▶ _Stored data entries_
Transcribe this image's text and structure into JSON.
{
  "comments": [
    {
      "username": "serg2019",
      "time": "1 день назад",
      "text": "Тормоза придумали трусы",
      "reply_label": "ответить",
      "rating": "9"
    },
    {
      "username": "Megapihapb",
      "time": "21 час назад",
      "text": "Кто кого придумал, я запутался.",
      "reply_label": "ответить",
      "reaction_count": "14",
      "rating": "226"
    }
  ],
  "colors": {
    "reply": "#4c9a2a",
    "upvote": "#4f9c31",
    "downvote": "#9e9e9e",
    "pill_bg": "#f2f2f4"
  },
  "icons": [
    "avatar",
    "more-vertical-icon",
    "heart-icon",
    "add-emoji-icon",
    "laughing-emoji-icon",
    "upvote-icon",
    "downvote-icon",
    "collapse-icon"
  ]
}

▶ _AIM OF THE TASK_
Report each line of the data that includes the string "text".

▶ _EXPECTED ANSWER_
Transcribe this image's text and structure into JSON.
      "text": "Тормоза придумали трусы",
      "text": "Кто кого придумал, я запутался.",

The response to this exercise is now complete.